Dementias bring many changes, and this can make holiday traditions and events harder to plan and carry out for families navigating these challenges.

Memories of packing up the car with presents and food, driving for miles to the grandparents’ house, with great anticipation flood our minds as holidays approach. When you were a kid, you were met at the front door, a small mob of hugs and hellos broke out on the front porch, then you were whisked into the house where you were hit with the smells of Christmas.

This trip to your grandparents’ home is different this year, you are an adult, and your grandmother has dementia. She may not remember past Christmases quite that way or remember them at all. She may be more apt to talk about her experience as a child and remember her own mom and dad at a specific point in time.

Celebrating the holidays with your loved one who has dementia can be a challenge. The loved one with dementia is not going to present themselves as you remember them or respond to you as you are used too.

Spending time with your loved ones during the holidays is important, for traditions, lasting connections, and catching up on their lives. When a loved one has dementia, you will need to include them the best you can which will often require modifying both your activities and your expectations.

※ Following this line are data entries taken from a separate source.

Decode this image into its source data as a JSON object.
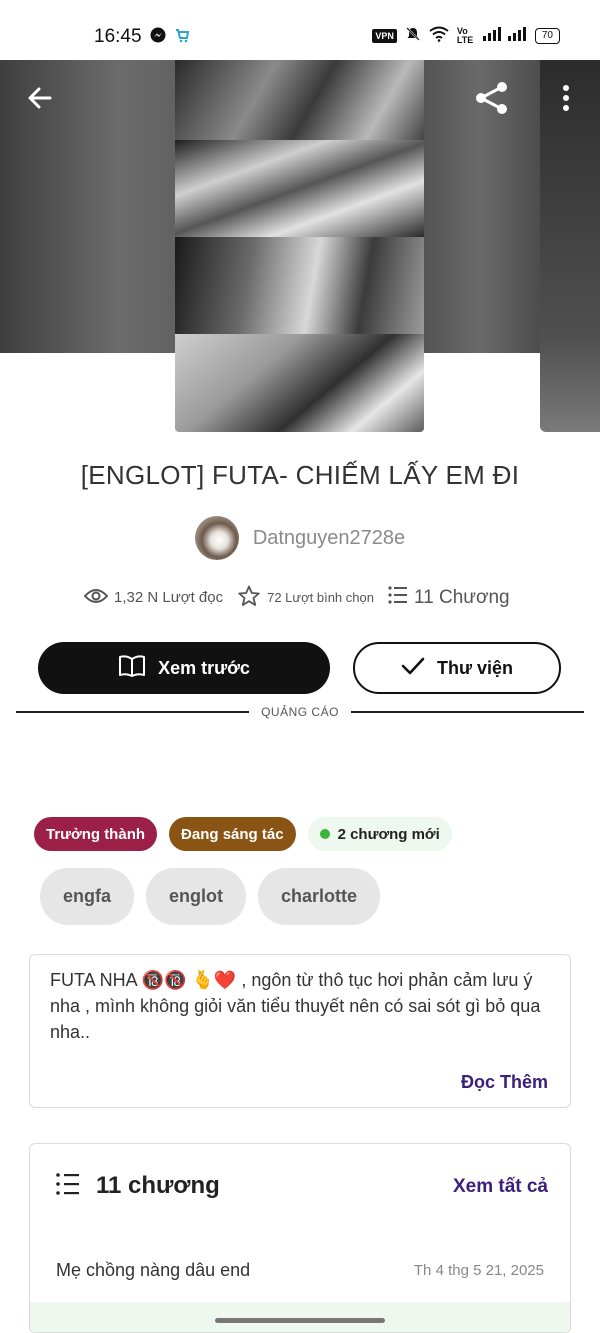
{
  "status_bar": {
    "time": "16:45",
    "vpn": "VPN",
    "network_label": "Vo LTE",
    "battery": "70",
    "icons": [
      "messenger-icon",
      "shop-icon",
      "mute-icon",
      "wifi-icon",
      "signal-icon"
    ]
  },
  "header": {
    "icons": [
      "back-arrow-icon",
      "share-icon",
      "more-vertical-icon"
    ]
  },
  "story": {
    "title": "[ENGLOT] FUTA- CHIẾM LẤY EM ĐI",
    "author": "Datnguyen2728e",
    "reads": "1,32 N Lượt đọc",
    "votes": "72 Lượt bình chọn",
    "chapters": "11 Chương"
  },
  "actions": {
    "preview_label": "Xem trước",
    "library_label": "Thư viện"
  },
  "ad": {
    "label": "QUẢNG CÁO"
  },
  "badges": {
    "mature": "Trưởng thành",
    "ongoing": "Đang sáng tác",
    "new_chapters": "2 chương mới"
  },
  "tags": [
    "engfa",
    "englot",
    "charlotte"
  ],
  "description": {
    "text": "FUTA NHA 🔞🔞 🫰❤️ , ngôn từ thô tục hơi phản cảm lưu ý nha , mình không giỏi văn tiểu thuyết nên có sai sót gì bỏ qua nha..",
    "read_more": "Đọc Thêm"
  },
  "chapters_section": {
    "title": "11 chương",
    "see_all": "Xem tất cả",
    "items": [
      {
        "name": "Mẹ chồng nàng dâu end",
        "date": "Th 4 thg 5 21, 2025"
      }
    ]
  },
  "colors": {
    "mature_badge": "#9c1f48",
    "ongoing_badge": "#8a5414",
    "new_badge_bg": "#eef8ee",
    "link": "#3b1f7a",
    "primary_button": "#111111"
  }
}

Taking some time to observe your experience this year may open your eyes to the possibility that your loved is ready for a change in care, which could include increasing care in home, downsizing, or even moving.

A few things to consider when planning time spent with your loved one:

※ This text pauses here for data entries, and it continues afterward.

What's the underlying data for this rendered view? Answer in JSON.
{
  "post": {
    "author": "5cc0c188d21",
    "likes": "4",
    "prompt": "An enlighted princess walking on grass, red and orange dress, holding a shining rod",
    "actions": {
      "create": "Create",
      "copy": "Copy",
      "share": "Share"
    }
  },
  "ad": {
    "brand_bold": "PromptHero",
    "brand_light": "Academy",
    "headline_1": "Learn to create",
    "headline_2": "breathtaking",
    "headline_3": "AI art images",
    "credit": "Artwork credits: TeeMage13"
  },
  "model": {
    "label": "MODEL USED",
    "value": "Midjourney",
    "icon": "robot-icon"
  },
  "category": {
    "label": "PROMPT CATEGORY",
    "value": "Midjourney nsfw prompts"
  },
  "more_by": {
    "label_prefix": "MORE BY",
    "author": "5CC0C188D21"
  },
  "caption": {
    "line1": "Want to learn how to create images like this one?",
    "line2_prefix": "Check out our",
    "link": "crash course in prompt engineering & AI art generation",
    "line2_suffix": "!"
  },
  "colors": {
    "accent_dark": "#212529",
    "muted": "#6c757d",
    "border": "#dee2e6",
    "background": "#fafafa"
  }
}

  • Communicate, ahead of time, with your loved one, possibly daily about the upcoming plans and ask for input, regardless of their current communication abilities or level. They may be able to process enough that it is not a surprise.
  • Keep the activities simple – making cookies would be fun but don’t expect it to be a start to finish project with your loved one. They could help with adding ingredients, cutting out shapes, or decorating.
  • Provide a quiet place for the loved one to get away – in an overwhelming moment taking a time out can be helpful for them. Equal activity time and rest time may allow them to enjoy more.
  • Play traditional music, low and in the background – think about a sing along. Music often brings out amazing clarity in those with dementia.
  • Keep it short and sweet. People coming in and out can easily trigger behaviors that agitate your loved one.
  • Keep decorations to a minimum.They can become overwhelming, like too many blinking lights, or a train moving under the tree. Decorations could present a safety issue if the traffic areas in the home are cluttered or too tight to pass safely through.
  • Consider the time of day. This is important especially if your loved one exhibits “sundowning” in the late afternoon and into the night. This will be evident in behaviors that include anxiety, restlessness, energy bursts, and possibly aggression.

Working with an Aging Life Care Manager® also known as a Geriatric Care Manager will help with additional recommendations that are unique to your loved one. Reach out, today, so that you are ready with ideas on how best to navigate potential challenges during the holidays.

It is also important to prepare both family members and guests who will be joining the celebration. This can be an emotional time for those who have not witnessed the changes in their loved one.

Letting them know they may not be recognized, or grandma may not have a memory of a recent event that was shared, or she may have difficulty finding words for something obvious. This isn’t a time to correct or scold for not knowing something or stating something incorrectly. Be patient, gentle, respectful, and loving.

If you having concerns about navigating the holidays with an aging loved one, please give us a call at 585-787-0009 or email us at, and we’ll be happy to assist!